While Scotland will vote on May 6 on whether there should be a second referendum, financial managers and sales-side strategists see great turmoil in the UK economic environment in the coming years. Days like the first collapse like the Brexit vote are not yet seen in the markets, however Bloomberg The possibility of a second independent referendum has already been priced in the markets.
It is not certain whether the UK government will agree to another referendum, even if it is an independent party. They get the majority on Thursday In Parliament. But as the votes evoke confusing memories of Britain’s secession from the EU, it is important to know how fund managers throw away emergencies and trade the binary risk event.
“There will be a great deal of uncertainty, financial turmoil and recession,” Mark Nash, the money manager of Investment Management, told the portal on Thursday that the pound would depreciate by 10 percent. Nash has not yet seen that such a scenario has come into effect, as the market has remained calm. The pound will be 39 1.39 as of June, according to the Bloomberg survey average.
But there are already those who value the loss: Credit Agricol’s strategists are proposing to devalue the pound against the dollar, citing other political risks associated with Scottish independence. Barclays withdrew its recommendation to buy the pound against the euro, citing the possibility of pre-election volatility.
UPS Group’s credit rating strategists have downgraded their view of selected UK bank bonds from overweight to neutral, warning that the risk of a referendum could erode the “long UK credit trade”.

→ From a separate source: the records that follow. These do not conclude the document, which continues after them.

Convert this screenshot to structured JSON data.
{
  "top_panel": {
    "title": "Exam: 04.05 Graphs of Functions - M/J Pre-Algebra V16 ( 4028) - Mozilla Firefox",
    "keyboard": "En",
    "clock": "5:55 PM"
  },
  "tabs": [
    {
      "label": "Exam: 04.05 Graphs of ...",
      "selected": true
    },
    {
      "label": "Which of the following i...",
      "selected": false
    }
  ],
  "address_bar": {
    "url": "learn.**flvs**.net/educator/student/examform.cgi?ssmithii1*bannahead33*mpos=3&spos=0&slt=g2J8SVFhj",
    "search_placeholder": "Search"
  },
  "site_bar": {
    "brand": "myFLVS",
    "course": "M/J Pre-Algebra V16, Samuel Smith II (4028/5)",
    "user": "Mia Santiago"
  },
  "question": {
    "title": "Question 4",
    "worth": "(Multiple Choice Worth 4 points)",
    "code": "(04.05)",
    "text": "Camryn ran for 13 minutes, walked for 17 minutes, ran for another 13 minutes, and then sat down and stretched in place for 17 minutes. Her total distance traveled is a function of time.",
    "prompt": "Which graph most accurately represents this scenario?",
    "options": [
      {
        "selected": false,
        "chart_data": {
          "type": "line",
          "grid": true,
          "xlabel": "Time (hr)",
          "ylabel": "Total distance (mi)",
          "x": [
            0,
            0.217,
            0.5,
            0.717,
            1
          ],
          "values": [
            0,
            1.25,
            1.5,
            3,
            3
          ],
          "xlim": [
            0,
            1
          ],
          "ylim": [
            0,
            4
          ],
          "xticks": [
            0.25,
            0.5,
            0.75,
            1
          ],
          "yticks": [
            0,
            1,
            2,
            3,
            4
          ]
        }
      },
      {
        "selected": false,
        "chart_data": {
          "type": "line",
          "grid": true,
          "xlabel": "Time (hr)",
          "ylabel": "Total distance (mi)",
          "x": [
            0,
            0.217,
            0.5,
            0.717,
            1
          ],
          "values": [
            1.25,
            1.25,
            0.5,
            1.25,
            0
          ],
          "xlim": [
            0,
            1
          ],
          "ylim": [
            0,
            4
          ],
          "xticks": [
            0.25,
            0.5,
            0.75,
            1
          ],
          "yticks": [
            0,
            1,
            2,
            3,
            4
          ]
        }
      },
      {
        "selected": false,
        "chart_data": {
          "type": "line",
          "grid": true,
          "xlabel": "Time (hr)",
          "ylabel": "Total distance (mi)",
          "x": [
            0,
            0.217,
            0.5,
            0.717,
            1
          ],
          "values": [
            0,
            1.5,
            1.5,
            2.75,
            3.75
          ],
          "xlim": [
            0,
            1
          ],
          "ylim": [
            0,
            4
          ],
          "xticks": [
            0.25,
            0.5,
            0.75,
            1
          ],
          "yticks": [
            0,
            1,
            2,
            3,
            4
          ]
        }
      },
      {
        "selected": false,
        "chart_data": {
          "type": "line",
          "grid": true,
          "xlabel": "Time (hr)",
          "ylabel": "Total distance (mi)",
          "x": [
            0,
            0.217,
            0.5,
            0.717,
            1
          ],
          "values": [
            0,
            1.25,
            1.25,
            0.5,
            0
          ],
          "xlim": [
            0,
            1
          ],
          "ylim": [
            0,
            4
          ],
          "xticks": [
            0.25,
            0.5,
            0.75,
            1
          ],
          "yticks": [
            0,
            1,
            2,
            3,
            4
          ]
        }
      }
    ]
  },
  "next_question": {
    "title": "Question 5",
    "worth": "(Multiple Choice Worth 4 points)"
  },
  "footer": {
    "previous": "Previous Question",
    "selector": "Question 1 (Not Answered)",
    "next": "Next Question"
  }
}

One thing is for sure: as things increase, cash managers need to move faster. The recurrence of the 2014 referendum was not so certain. Then Scotland voted for gold.